It was a platform for his message about the importance of funding for Alzheimer's research, and it gave him one small way to make his mother's struggle with the disease less painful.
"One good thing I can find from Alzheimer's is I got to tell her about the award and she would forget," Glass said about his mother, Eileen, who was diagnosed with the disease in 2010. "I got to tell her again and see how proud she was of me, and she would forget. And I got to tell her again."
Glass, 38, and a former Lombard resident, was one of eight recipients of this year's Outstanding Young Persons award. He won it for an "emotional" journey he completed last year.
The "Flowers for Mom Chicago to Atlanta Walk to End Alzheimer's" was a 750-mile route Glass completed on foot. With all the wrong turns and detours, he said, he actually covered closer to 850 miles.
He used the walk to raise at least $9,000 for the Alzheimer's Association and to meet with staff members for roughly 15 U.S. representatives.
His main message was that Alzheimer's research needs more federal funding, because when it comes to debilitating diseases, money can lead to hope. And when it comes to Alzheimer's, a form of dementia without a cure that attacks the brain and causes slow deteriorations in memory and everyday behaviors, hope is in short supply.
"There's no hope out there that they're ever going to find, if not a cure, a way to put it at bay," Glass said.
But more funding can bring more research, and more research can bring more ideas, and maybe one of those ideas will bring some hope. Glass isn't ready to give up.
A bill President Barack Obama signed into law in January allocated $122 million -- a historically large amount -- for Alzheimer's research, education, caregiver support and outreach, according to the Alzheimer's Association.
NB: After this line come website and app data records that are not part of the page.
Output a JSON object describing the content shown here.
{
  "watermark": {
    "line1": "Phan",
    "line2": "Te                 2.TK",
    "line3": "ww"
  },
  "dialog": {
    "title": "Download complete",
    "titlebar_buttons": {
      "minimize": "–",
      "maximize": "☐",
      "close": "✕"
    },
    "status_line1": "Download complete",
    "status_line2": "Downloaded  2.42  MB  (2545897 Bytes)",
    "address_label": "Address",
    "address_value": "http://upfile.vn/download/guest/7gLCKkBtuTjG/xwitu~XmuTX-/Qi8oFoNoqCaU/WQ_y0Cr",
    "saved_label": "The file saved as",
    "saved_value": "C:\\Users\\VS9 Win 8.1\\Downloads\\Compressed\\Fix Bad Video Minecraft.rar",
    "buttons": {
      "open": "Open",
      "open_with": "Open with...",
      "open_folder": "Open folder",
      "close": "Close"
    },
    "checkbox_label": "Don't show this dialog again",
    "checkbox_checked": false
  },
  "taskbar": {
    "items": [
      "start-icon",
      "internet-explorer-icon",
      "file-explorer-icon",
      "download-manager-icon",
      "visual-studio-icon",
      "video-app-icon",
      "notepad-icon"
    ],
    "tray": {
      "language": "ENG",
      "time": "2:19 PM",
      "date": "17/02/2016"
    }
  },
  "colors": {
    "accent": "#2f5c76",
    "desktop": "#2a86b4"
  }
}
But federal funding for cancer research totals in the billions, dwarfing the amount given to experiments on the causes of and cures for Alzheimer's.
So Glass is continuing the advocacy he began last August, when he embarked on the walking journey to be near his mother in an assisted-living facility outside Atlanta. This fall, Glass said he plans to drive the same route to keep his cause on the minds of those along the path.
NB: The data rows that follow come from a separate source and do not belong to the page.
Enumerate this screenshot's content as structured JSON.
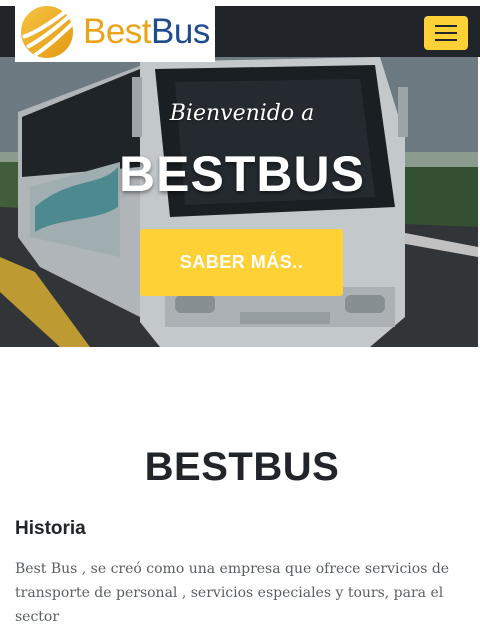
{
  "brand": {
    "name_part1": "Best",
    "name_part2": "Bus",
    "colors": {
      "orange": "#e9a41c",
      "blue": "#1f4c8f"
    },
    "icon": "logo-swoosh-icon"
  },
  "navbar": {
    "background": "#212529",
    "menu_icon": "hamburger-menu-icon",
    "menu_button_color": "#fed136"
  },
  "hero": {
    "tagline": "Bienvenido a",
    "heading": "BESTBUS",
    "cta_label": "SABER MÁS..",
    "cta_color": "#fed136"
  },
  "about": {
    "title": "BESTBUS",
    "subheading": "Historia",
    "paragraph": "Best Bus , se creó como una empresa que ofrece servicios de transporte de personal , servicios especiales y tours, para el sector"
  }
}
He's doing it not so much for himself or his mother, but for the estimated 15 million Alzheimer's sufferers in the nation and the 15 million relatives and caregivers who provide for them.
"The more I tell the story and the more people I can get in contact with, the more people are going to be realizing that the Alzheimer's Association is out there," Glass said. "There is help out there."
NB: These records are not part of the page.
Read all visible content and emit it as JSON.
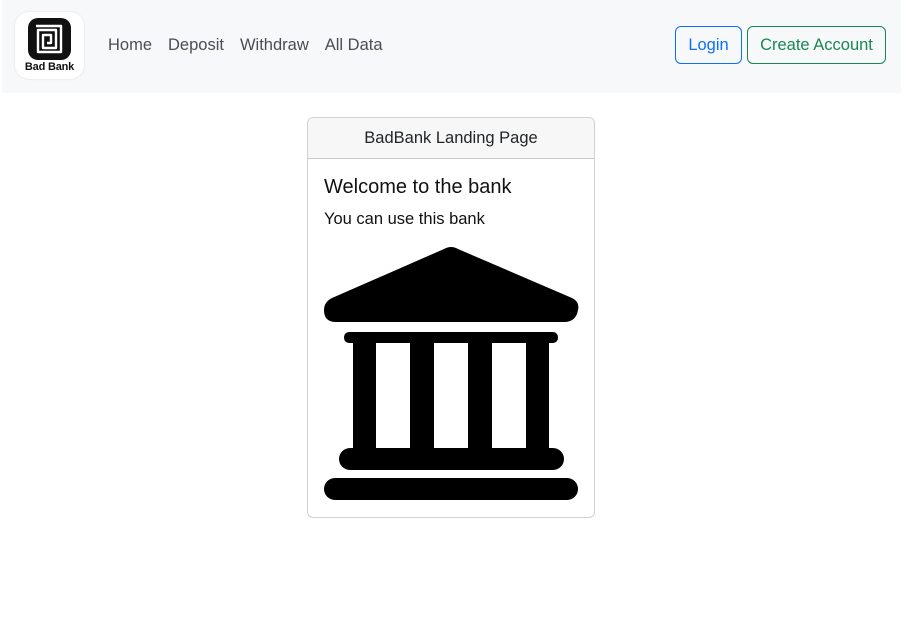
{
  "brand": {
    "logo_icon": "bad-bank-spiral-logo",
    "name": "Bad Bank"
  },
  "nav": {
    "links": [
      "Home",
      "Deposit",
      "Withdraw",
      "All Data"
    ]
  },
  "actions": {
    "login": "Login",
    "create_account": "Create Account"
  },
  "card": {
    "header": "BadBank Landing Page",
    "title": "Welcome to the bank",
    "text": "You can use this bank",
    "image_icon": "bank-building-icon"
  },
  "colors": {
    "navbar_bg": "#f7f8fa",
    "primary": "#0d6efd",
    "success": "#198754"
  }
}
Glass plans to leave about two weeks for the driving version of the journey instead of the two months he spent on the walking version, wandering along rural roads, through small towns and into cafes, parks, fire stations and churches.
"I'm going to take the exact same route, minus all the wrong turns," Glass said. "I've started contacting people I met along the way, letting them know I'm coming back through town and letting the legislators I met with know I'm not going away. I wasn't just some guy who walked through town raising a ruckus."
Glass is a guy whose actions deserve to be recognized because they are truly outstanding, said Yvonne Agnello-Adams with the Lombard Jaycees. Agnello-Adams said she read about Glass' journey in the Daily Herald last year and flagged him as the type of selfless advocate she's always on the lookout for, someone whose contributions have truly bettered a community, a region or the world.
"William Glass' journey completely embodied that," Agnello-Adams said. "For someone to walk from Lombard to Atlanta and take the long way in order to raise more money and raise more awareness just really stood out as something that should be recognized."